Despite her extensive track record, Mullins laughs when asked about her leadership roles.
"I started a governance career not by design but by accident," she says. "But it's been a great journey with some great people - it all comes down to people." Mullins says she is lucky to have had many amazing role models, starting with her parents, who made her aware of the power of a great team.
In making decisions, she lives by a single motto.
"You have to think with your head, feel with your heart but you always have to trust your puku, your gut," she says. "You have to have all three things working for you to be right - no matter what it is."
Raised on a King Country sheep and beef farm, Traci Houpapa says that's where she is happiest, although a typical day usually involves juggling her many leadership roles.
Houpapa sits on 11 boards of corporations, councils, authorities and foundations. That includes chairing Landcorp Farming, the Federation of Maori Authorities and the National Advisory Council for the Employment of Women.
She says her leadership career grew organically and is one she loves - although she has to get up at 3am every day to fit everything in.
She is regularly asked to add to her portfolio with other appointments, but is very considered in her decision making. "I only accept appointments that will add to the forward movement of our country," she says.
"I'm big on supporting the role of women in terms of building, growing and leading in primary industry. It's about normalising the role of women in leadership positions."
Houpapa subscribes to the view that ordinary people doing ordinary things can achieve the extraordinary when motivated by a higher order or power. She describes her leadership style as firm, fair, inclusive and considered.
President of Rural Women New Zealand, Fiona Gower doesn't consider herself an industry leader, despite heading one of the sector's largest organisations. "Rural women, we never look at ourselves as amazing leaders, we just get on and do things."

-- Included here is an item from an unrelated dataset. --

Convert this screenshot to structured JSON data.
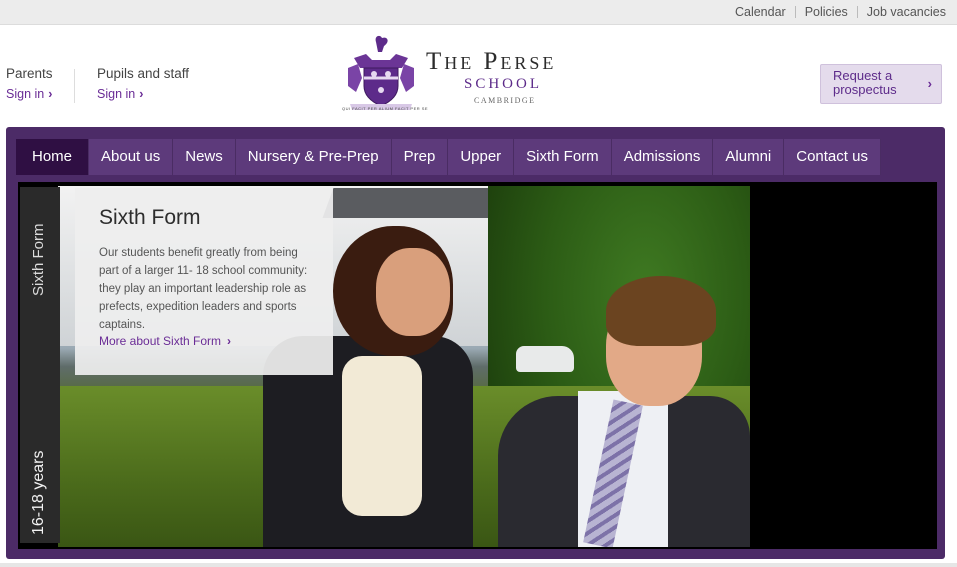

Raised on a farm in Rangitaiki, Gower worked in the woolsheds and service industry before managing rural retail stores. She then moved into community support and began her journey into leadership roles.
She says this wouldn't have been possible without the amazing organisations for rural women. "From branch president through to where I am now as national president [of RWNZ], that support from these organisations to get me where I am has been incredible," she says. "It's a sisterhood."
Gower represents RWNZ on other organisations including the LandCare Trust Board, Police & Rural Stakeholders Partnership Group, Scotlands Te Kiteroa Trust and Rural Communities Trust, as well as community groups. She says agribusiness has incredible potential for women. "We need to keep encouraging younger generations and younger girls to see there is a real future - and it's an amazing one."
A sheep and beef farmer of 30 years, Lindy Nelson is heavily involved in promoting agribusiness to women. As a young bride, struggling to fit in and figure out the business, she says there was a lack of support. After years in business and in the community, she decided to do something about this. "I did some formal research and came up with solutions and wanted to hand it over to someone to take forward," Nelson says. "But they didn't see what I was seeing so I realised I had to create an organisation. It wasn't a path I intended but it's been incredible." Nelson founded the Agri-Women's Development Trust in 2010. It operates programmes aimed at providing education, business leadership and governance skills for women, as well as a supportive community. One of the most important things she has learnt is about personal power. "Often women are held back because they don't think they have positional power, but every one of us has it. That's about influence and how we use it and how we create relationships."
Nelson was the 2013 Next Business Woman of the Year, appointed a Member of the NZ Order of Merit for services to agriculture and women, and named by Primary Magazine as one of the top 10 women in agriculture.